--- Data supplied Enclosed Below ---

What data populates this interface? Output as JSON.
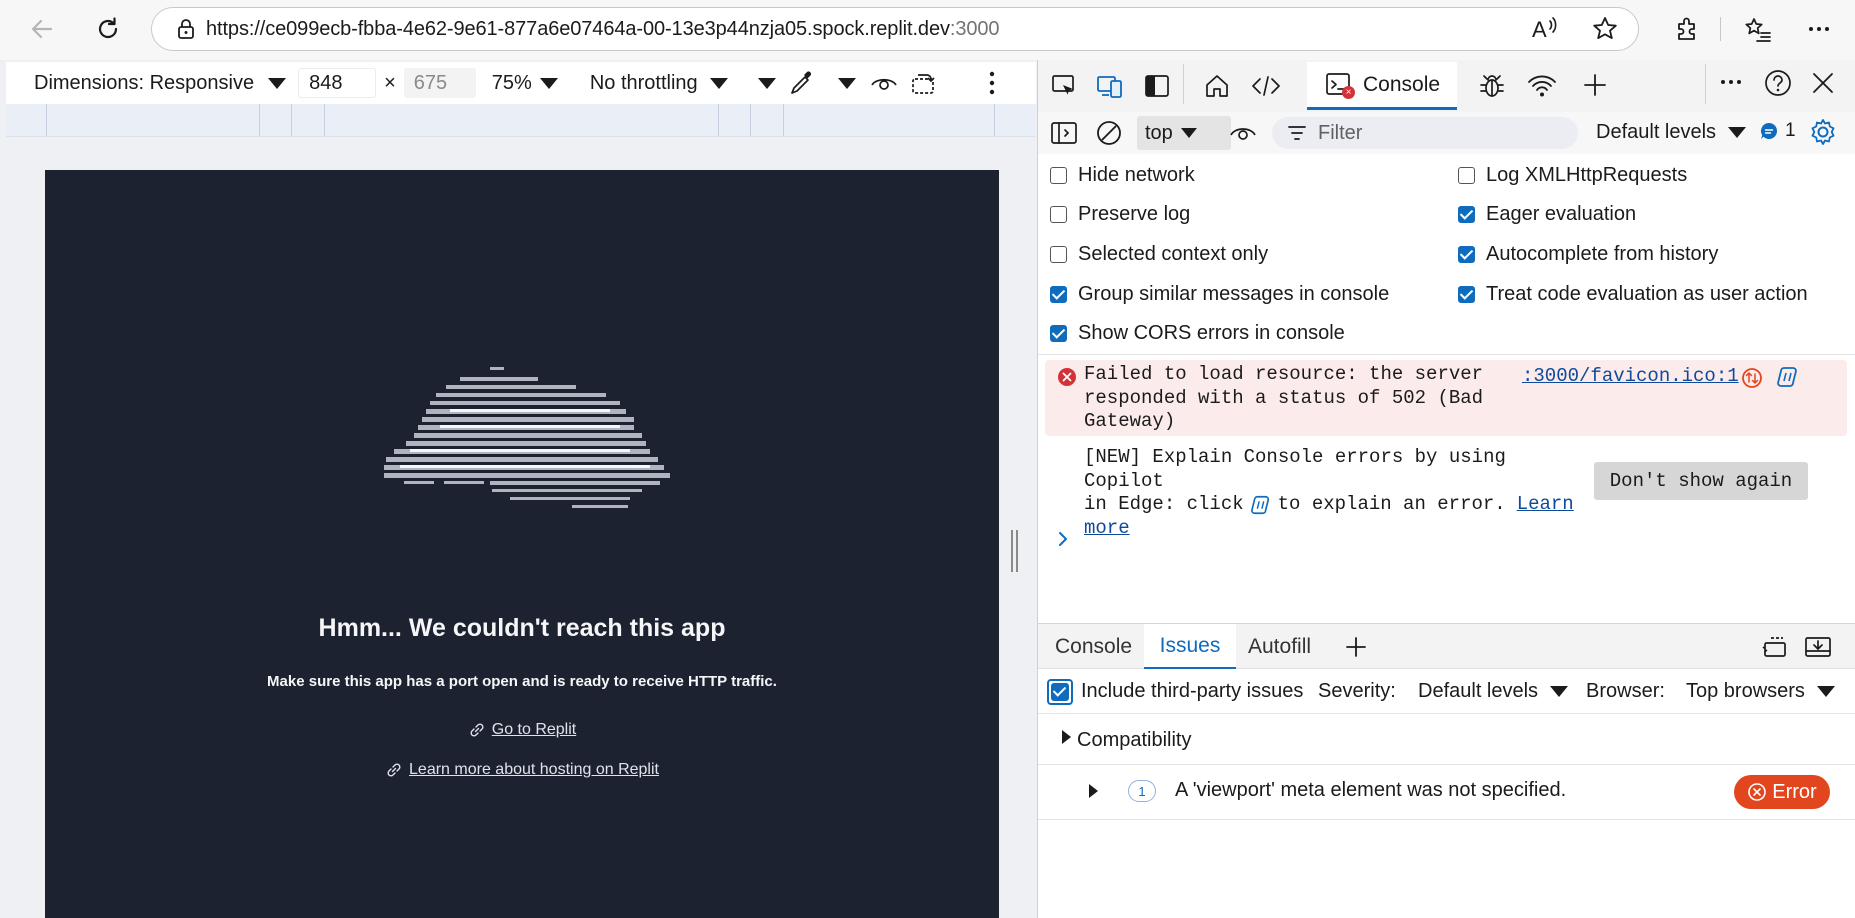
{
  "browser": {
    "url_main": "https://ce099ecb-fbba-4e62-9e61-877a6e07464a-00-13e3p44nzja05.spock.replit.dev",
    "url_port": ":3000"
  },
  "emulation": {
    "dimensions_label": "Dimensions: Responsive",
    "width_value": "848",
    "times": "×",
    "height_placeholder": "675",
    "zoom": "75%",
    "throttling": "No throttling"
  },
  "app_page": {
    "title": "Hmm... We couldn't reach this app",
    "subtitle": "Make sure this app has a port open and is ready to receive HTTP traffic.",
    "link_replit": "Go to Replit",
    "link_hosting": "Learn more about hosting on Replit",
    "bg_color": "#1c2230"
  },
  "devtools": {
    "active_tab": "Console",
    "context": "top",
    "filter_placeholder": "Filter",
    "levels": "Default levels",
    "issue_count": "1",
    "settings": {
      "hide_network": "Hide network",
      "preserve_log": "Preserve log",
      "selected_context": "Selected context only",
      "group_similar": "Group similar messages in console",
      "show_cors": "Show CORS errors in console",
      "log_xhr": "Log XMLHttpRequests",
      "eager_eval": "Eager evaluation",
      "autocomplete": "Autocomplete from history",
      "treat_code": "Treat code evaluation as user action"
    },
    "error_message": {
      "line1": "Failed to load resource: the server",
      "line2": "responded with a status of 502 (Bad",
      "line3": "Gateway)",
      "source": ":3000/favicon.ico:1"
    },
    "copilot_tip": {
      "line1": "[NEW] Explain Console errors by using Copilot",
      "line2a": "in Edge: click",
      "line2b": "to explain an error.",
      "learn": "Learn",
      "more": "more",
      "button": "Don't show again"
    },
    "drawer": {
      "tabs": [
        "Console",
        "Issues",
        "Autofill"
      ],
      "include_third_party": "Include third-party issues",
      "severity_label": "Severity:",
      "severity_value": "Default levels",
      "browser_label": "Browser:",
      "browser_value": "Top browsers",
      "category": "Compatibility",
      "issue_count": "1",
      "issue_text": "A 'viewport' meta element was not specified.",
      "issue_badge": "Error"
    },
    "colors": {
      "accent": "#0f6cbd",
      "error_bg": "#fcebeb",
      "error_red": "#e2461e"
    }
  }
}
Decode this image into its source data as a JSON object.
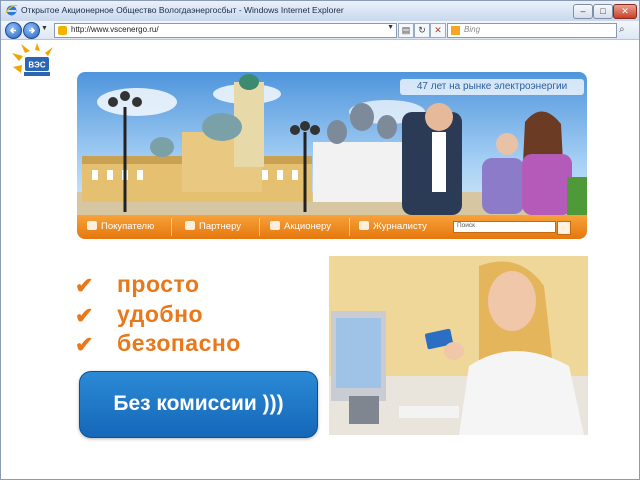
{
  "window": {
    "title": "Открытое Акционерное Общество Вологдаэнергосбыт - Windows Internet Explorer",
    "buttons": {
      "minimize": "–",
      "maximize": "□",
      "close": "✕"
    }
  },
  "toolbar": {
    "url": "http://www.vscenergo.ru/",
    "search_placeholder": "Bing",
    "icons": [
      "back-icon",
      "forward-icon",
      "dropdown-icon",
      "compatibility-icon",
      "refresh-icon",
      "stop-icon",
      "bing-icon",
      "search-icon"
    ]
  },
  "site": {
    "years_badge": "47 лет на рынке электроэнергии",
    "nav": [
      "Покупателю",
      "Партнеру",
      "Акционеру",
      "Журналисту"
    ],
    "search_placeholder": "Поиск"
  },
  "slide": {
    "bullets": [
      "просто",
      "удобно",
      "безопасно"
    ],
    "check_glyph": "✔",
    "cta": "Без комиссии )))"
  },
  "colors": {
    "accent": "#e8781a",
    "cta": "#1f78c8",
    "nav": "#ef8a20"
  }
}
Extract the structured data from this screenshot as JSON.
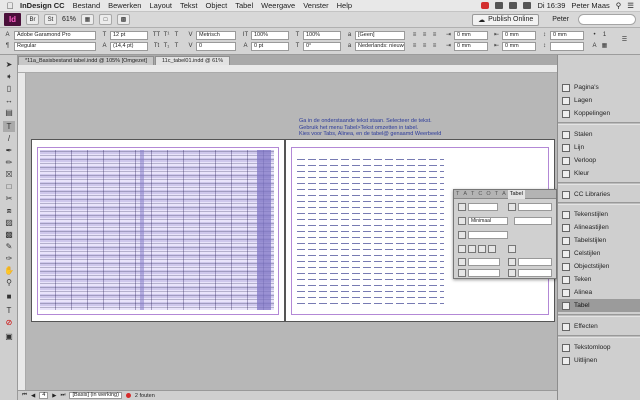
{
  "menubar": {
    "app": "InDesign CC",
    "items": [
      "Bestand",
      "Bewerken",
      "Layout",
      "Tekst",
      "Object",
      "Tabel",
      "Weergave",
      "Venster",
      "Help"
    ],
    "clock": "Di 16:39",
    "user": "Peter Maas"
  },
  "appbar": {
    "logo": "Id",
    "zoom": "61%",
    "publish_label": "Publish Online",
    "user_label": "Peter"
  },
  "control": {
    "font": "Adobe Garamond Pro",
    "style": "Regular",
    "size": "12 pt",
    "leading": "(14,4 pt)",
    "kerning": "Metrisch",
    "tracking": "0",
    "scale_v": "100%",
    "scale_h": "100%",
    "baseline": "0 pt",
    "skew": "0°",
    "language": "Nederlands: nieuwe spell...",
    "char_style": "[Geen]",
    "margin1": "0 mm",
    "margin2": "0 mm",
    "margin3": "0 mm",
    "margin4": "0 mm",
    "margin5": "0 mm"
  },
  "tabs": [
    "*11a_Basisbestand tabel.indd @ 105% [Omgezet]",
    "11c_tabel01.indd @ 61%"
  ],
  "document": {
    "note_lines": [
      "Ga in de onderstaande tekst staan. Selecteer de tekst.",
      "Gebruik het menu Tabel>Tekst omzetten in tabel.",
      "Kies voor Tabs, Alinea, en de tabel@ genaamd Weerbeeld"
    ]
  },
  "statusbar": {
    "page": "4",
    "master": "[Basis] (in werking)",
    "errors": "2 fouten"
  },
  "panels": {
    "items": [
      {
        "label": "Pagina's",
        "icon": "pages-icon"
      },
      {
        "label": "Lagen",
        "icon": "layers-icon"
      },
      {
        "label": "Koppelingen",
        "icon": "links-icon"
      },
      {
        "label": "Stalen",
        "icon": "swatches-icon"
      },
      {
        "label": "Lijn",
        "icon": "stroke-icon"
      },
      {
        "label": "Verloop",
        "icon": "gradient-icon"
      },
      {
        "label": "Kleur",
        "icon": "color-icon"
      },
      {
        "label": "CC Libraries",
        "icon": "cc-libraries-icon"
      },
      {
        "label": "Tekenstijlen",
        "icon": "character-styles-icon"
      },
      {
        "label": "Alineastijlen",
        "icon": "paragraph-styles-icon"
      },
      {
        "label": "Tabelstijlen",
        "icon": "table-styles-icon"
      },
      {
        "label": "Celstijlen",
        "icon": "cell-styles-icon"
      },
      {
        "label": "Objectstijlen",
        "icon": "object-styles-icon"
      },
      {
        "label": "Teken",
        "icon": "character-icon"
      },
      {
        "label": "Alinea",
        "icon": "paragraph-icon"
      },
      {
        "label": "Tabel",
        "icon": "table-icon"
      },
      {
        "label": "Effecten",
        "icon": "effects-icon"
      },
      {
        "label": "Tekstomloop",
        "icon": "text-wrap-icon"
      },
      {
        "label": "Uitlijnen",
        "icon": "align-icon"
      }
    ],
    "selected": "Tabel"
  },
  "floatpanel": {
    "tabs": [
      "T",
      "A",
      "T",
      "C",
      "O",
      "T",
      "A",
      "Tabel"
    ],
    "active_tab": "Tabel",
    "row_height_mode": "Minimaal",
    "value_a": "",
    "value_b": ""
  }
}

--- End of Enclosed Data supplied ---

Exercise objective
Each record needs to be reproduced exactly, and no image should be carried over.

Finished exercise
What data populates this interface? Output as JSON.
{
  "browser": {
    "url_main": "https://ce099ecb-fbba-4e62-9e61-877a6e07464a-00-13e3p44nzja05.spock.replit.dev",
    "url_port": ":3000"
  },
  "emulation": {
    "dimensions_label": "Dimensions: Responsive",
    "width_value": "848",
    "times": "×",
    "height_placeholder": "675",
    "zoom": "75%",
    "throttling": "No throttling"
  },
  "app_page": {
    "title": "Hmm... We couldn't reach this app",
    "subtitle": "Make sure this app has a port open and is ready to receive HTTP traffic.",
    "link_replit": "Go to Replit",
    "link_hosting": "Learn more about hosting on Replit",
    "bg_color": "#1c2230"
  },
  "devtools": {
    "active_tab": "Console",
    "context": "top",
    "filter_placeholder": "Filter",
    "levels": "Default levels",
    "issue_count": "1",
    "settings": {
      "hide_network": "Hide network",
      "preserve_log": "Preserve log",
      "selected_context": "Selected context only",
      "group_similar": "Group similar messages in console",
      "show_cors": "Show CORS errors in console",
      "log_xhr": "Log XMLHttpRequests",
      "eager_eval": "Eager evaluation",
      "autocomplete": "Autocomplete from history",
      "treat_code": "Treat code evaluation as user action"
    },
    "error_message": {
      "line1": "Failed to load resource: the server",
      "line2": "responded with a status of 502 (Bad",
      "line3": "Gateway)",
      "source": ":3000/favicon.ico:1"
    },
    "copilot_tip": {
      "line1": "[NEW] Explain Console errors by using Copilot",
      "line2a": "in Edge: click",
      "line2b": "to explain an error.",
      "learn": "Learn",
      "more": "more",
      "button": "Don't show again"
    },
    "drawer": {
      "tabs": [
        "Console",
        "Issues",
        "Autofill"
      ],
      "include_third_party": "Include third-party issues",
      "severity_label": "Severity:",
      "severity_value": "Default levels",
      "browser_label": "Browser:",
      "browser_value": "Top browsers",
      "category": "Compatibility",
      "issue_count": "1",
      "issue_text": "A 'viewport' meta element was not specified.",
      "issue_badge": "Error"
    },
    "colors": {
      "accent": "#0f6cbd",
      "error_bg": "#fcebeb",
      "error_red": "#e2461e"
    }
  }
}
Decode this image into its source data as a JSON object.
{
  "window": {
    "title": "Открытое Акционерное Общество Вологдаэнергосбыт - Windows Internet Explorer",
    "buttons": {
      "minimize": "–",
      "maximize": "□",
      "close": "✕"
    }
  },
  "toolbar": {
    "url": "http://www.vscenergo.ru/",
    "search_placeholder": "Bing",
    "icons": [
      "back-icon",
      "forward-icon",
      "dropdown-icon",
      "compatibility-icon",
      "refresh-icon",
      "stop-icon",
      "bing-icon",
      "search-icon"
    ]
  },
  "site": {
    "years_badge": "47 лет на рынке электроэнергии",
    "nav": [
      "Покупателю",
      "Партнеру",
      "Акционеру",
      "Журналисту"
    ],
    "search_placeholder": "Поиск"
  },
  "slide": {
    "bullets": [
      "просто",
      "удобно",
      "безопасно"
    ],
    "check_glyph": "✔",
    "cta": "Без комиссии )))"
  },
  "colors": {
    "accent": "#e8781a",
    "cta": "#1f78c8",
    "nav": "#ef8a20"
  }
}
Extract the structured data from this screenshot as JSON.
{
  "menubar": {
    "app": "InDesign CC",
    "items": [
      "Bestand",
      "Bewerken",
      "Layout",
      "Tekst",
      "Object",
      "Tabel",
      "Weergave",
      "Venster",
      "Help"
    ],
    "clock": "Di 16:39",
    "user": "Peter Maas"
  },
  "appbar": {
    "logo": "Id",
    "zoom": "61%",
    "publish_label": "Publish Online",
    "user_label": "Peter"
  },
  "control": {
    "font": "Adobe Garamond Pro",
    "style": "Regular",
    "size": "12 pt",
    "leading": "(14,4 pt)",
    "kerning": "Metrisch",
    "tracking": "0",
    "scale_v": "100%",
    "scale_h": "100%",
    "baseline": "0 pt",
    "skew": "0°",
    "language": "Nederlands: nieuwe spell...",
    "char_style": "[Geen]",
    "margin1": "0 mm",
    "margin2": "0 mm",
    "margin3": "0 mm",
    "margin4": "0 mm",
    "margin5": "0 mm"
  },
  "tabs": [
    "*11a_Basisbestand tabel.indd @ 105% [Omgezet]",
    "11c_tabel01.indd @ 61%"
  ],
  "document": {
    "note_lines": [
      "Ga in de onderstaande tekst staan. Selecteer de tekst.",
      "Gebruik het menu Tabel>Tekst omzetten in tabel.",
      "Kies voor Tabs, Alinea, en de tabel@ genaamd Weerbeeld"
    ]
  },
  "statusbar": {
    "page": "4",
    "master": "[Basis] (in werking)",
    "errors": "2 fouten"
  },
  "panels": {
    "items": [
      {
        "label": "Pagina's",
        "icon": "pages-icon"
      },
      {
        "label": "Lagen",
        "icon": "layers-icon"
      },
      {
        "label": "Koppelingen",
        "icon": "links-icon"
      },
      {
        "label": "Stalen",
        "icon": "swatches-icon"
      },
      {
        "label": "Lijn",
        "icon": "stroke-icon"
      },
      {
        "label": "Verloop",
        "icon": "gradient-icon"
      },
      {
        "label": "Kleur",
        "icon": "color-icon"
      },
      {
        "label": "CC Libraries",
        "icon": "cc-libraries-icon"
      },
      {
        "label": "Tekenstijlen",
        "icon": "character-styles-icon"
      },
      {
        "label": "Alineastijlen",
        "icon": "paragraph-styles-icon"
      },
      {
        "label": "Tabelstijlen",
        "icon": "table-styles-icon"
      },
      {
        "label": "Celstijlen",
        "icon": "cell-styles-icon"
      },
      {
        "label": "Objectstijlen",
        "icon": "object-styles-icon"
      },
      {
        "label": "Teken",
        "icon": "character-icon"
      },
      {
        "label": "Alinea",
        "icon": "paragraph-icon"
      },
      {
        "label": "Tabel",
        "icon": "table-icon"
      },
      {
        "label": "Effecten",
        "icon": "effects-icon"
      },
      {
        "label": "Tekstomloop",
        "icon": "text-wrap-icon"
      },
      {
        "label": "Uitlijnen",
        "icon": "align-icon"
      }
    ],
    "selected": "Tabel"
  },
  "floatpanel": {
    "tabs": [
      "T",
      "A",
      "T",
      "C",
      "O",
      "T",
      "A",
      "Tabel"
    ],
    "active_tab": "Tabel",
    "row_height_mode": "Minimaal",
    "value_a": "",
    "value_b": ""
  }
}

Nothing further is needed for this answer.